Assigned task:
Determine how many lines below include the string "AutoCAD". Reply with the number only.
*** Data in this exercise ***
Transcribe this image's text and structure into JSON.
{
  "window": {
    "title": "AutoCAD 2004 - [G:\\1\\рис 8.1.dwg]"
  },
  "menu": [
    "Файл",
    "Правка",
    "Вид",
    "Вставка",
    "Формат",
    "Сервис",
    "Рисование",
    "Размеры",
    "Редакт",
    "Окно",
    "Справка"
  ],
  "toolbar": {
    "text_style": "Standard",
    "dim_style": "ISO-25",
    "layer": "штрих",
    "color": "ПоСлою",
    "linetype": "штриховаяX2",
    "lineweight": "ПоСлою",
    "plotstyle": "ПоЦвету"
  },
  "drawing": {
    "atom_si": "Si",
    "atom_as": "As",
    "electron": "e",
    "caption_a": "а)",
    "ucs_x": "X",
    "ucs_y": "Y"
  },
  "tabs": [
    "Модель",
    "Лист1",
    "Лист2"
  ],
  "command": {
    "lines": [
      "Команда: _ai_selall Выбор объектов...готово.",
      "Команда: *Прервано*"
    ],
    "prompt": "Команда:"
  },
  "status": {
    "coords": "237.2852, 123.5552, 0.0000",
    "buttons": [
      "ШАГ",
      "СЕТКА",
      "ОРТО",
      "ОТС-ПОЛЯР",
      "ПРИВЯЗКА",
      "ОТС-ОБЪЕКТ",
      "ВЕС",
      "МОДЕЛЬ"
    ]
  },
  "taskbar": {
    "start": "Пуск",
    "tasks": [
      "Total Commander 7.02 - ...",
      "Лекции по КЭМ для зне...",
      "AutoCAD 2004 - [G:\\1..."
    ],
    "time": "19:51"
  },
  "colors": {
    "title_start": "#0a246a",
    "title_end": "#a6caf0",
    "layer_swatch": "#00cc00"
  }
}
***
Reply to the task:
2